    “Simmer down lefty”? That’s not nice.

    In many people eyes, especially those who literally fear to walk down their neighborhood main streets at night, where crack and heroin are being openly dealt, and vandalism is a frequent occurrence, every single day there isn’t more police presence, it is a zero sum game.

    Clearly you have no idea how much other neighborhood organizations and people have PLEADED to get more adequate police protection in these neighborhoods. In August 2008, more than 500 residents signed a petition in less than a week to get a hearing about lack of staffing in Zone 3. (Only 25 signatures were required!) The meeting lasted almost 2 hours, but the media coverage was almost nil. And actually, folks in Zone 3 *do* get out and vote.
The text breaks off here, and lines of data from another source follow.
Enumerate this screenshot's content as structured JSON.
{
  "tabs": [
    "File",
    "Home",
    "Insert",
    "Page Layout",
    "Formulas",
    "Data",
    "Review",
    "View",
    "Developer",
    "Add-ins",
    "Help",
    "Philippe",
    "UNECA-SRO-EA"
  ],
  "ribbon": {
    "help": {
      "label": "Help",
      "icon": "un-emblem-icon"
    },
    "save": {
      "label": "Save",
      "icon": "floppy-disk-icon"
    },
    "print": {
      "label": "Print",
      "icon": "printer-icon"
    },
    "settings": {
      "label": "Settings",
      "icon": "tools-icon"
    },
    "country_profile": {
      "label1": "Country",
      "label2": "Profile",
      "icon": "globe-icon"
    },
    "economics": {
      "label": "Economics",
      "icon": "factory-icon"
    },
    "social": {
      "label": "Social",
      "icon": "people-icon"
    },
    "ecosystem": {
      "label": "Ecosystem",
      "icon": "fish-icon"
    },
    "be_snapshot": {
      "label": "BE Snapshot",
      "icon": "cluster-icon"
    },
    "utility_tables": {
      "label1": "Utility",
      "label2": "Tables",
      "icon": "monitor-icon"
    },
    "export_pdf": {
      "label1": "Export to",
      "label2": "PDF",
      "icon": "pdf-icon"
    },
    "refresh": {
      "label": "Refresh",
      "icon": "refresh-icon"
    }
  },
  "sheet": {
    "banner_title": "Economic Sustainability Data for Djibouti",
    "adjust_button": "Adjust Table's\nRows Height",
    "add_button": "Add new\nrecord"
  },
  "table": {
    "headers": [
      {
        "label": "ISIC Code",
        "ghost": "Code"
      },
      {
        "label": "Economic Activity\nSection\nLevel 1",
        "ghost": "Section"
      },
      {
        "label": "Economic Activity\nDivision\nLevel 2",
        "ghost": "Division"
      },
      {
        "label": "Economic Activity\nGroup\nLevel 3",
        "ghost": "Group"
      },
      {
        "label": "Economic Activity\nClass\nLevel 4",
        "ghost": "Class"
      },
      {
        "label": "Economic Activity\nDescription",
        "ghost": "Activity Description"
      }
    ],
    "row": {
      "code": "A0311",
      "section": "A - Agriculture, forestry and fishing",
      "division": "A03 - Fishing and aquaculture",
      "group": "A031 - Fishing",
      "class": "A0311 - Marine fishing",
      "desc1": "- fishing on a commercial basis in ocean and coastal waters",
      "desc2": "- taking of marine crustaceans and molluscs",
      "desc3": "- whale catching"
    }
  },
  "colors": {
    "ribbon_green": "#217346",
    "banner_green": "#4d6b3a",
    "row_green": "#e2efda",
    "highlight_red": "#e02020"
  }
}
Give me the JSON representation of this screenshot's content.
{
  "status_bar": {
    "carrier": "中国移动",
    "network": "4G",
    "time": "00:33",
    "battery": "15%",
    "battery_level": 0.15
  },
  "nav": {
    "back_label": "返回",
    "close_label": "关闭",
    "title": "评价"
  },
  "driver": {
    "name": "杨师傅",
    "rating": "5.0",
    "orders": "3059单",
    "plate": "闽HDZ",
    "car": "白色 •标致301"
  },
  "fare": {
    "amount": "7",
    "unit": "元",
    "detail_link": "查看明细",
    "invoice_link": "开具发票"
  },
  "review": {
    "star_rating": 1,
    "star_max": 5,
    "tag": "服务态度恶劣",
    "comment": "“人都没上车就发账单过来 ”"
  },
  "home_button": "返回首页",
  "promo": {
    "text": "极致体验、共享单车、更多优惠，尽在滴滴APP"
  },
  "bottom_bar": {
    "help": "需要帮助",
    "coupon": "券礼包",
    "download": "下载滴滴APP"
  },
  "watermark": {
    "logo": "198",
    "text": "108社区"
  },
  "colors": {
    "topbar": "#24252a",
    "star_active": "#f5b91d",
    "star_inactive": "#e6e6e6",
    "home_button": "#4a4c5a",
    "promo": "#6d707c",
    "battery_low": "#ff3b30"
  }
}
    Pittsburgh’s tax base is not declining because people are moving out of Squirrel Hill for safety reasons. They are moving out of other, less safe neighborhoods. We have to look at this holistically.

    • handwringer

      The post that I commented on disparaged not only the notion of putting a beat cop in Squirrel Hill, but the community itself–my community–a number of times. So who’s not being nice? Anyway, I was just making a little joke with the “lefty” tag, and calling it as I see it. If you get offended so easily, either don’t post, or don’t make things personal. Stick to the issues.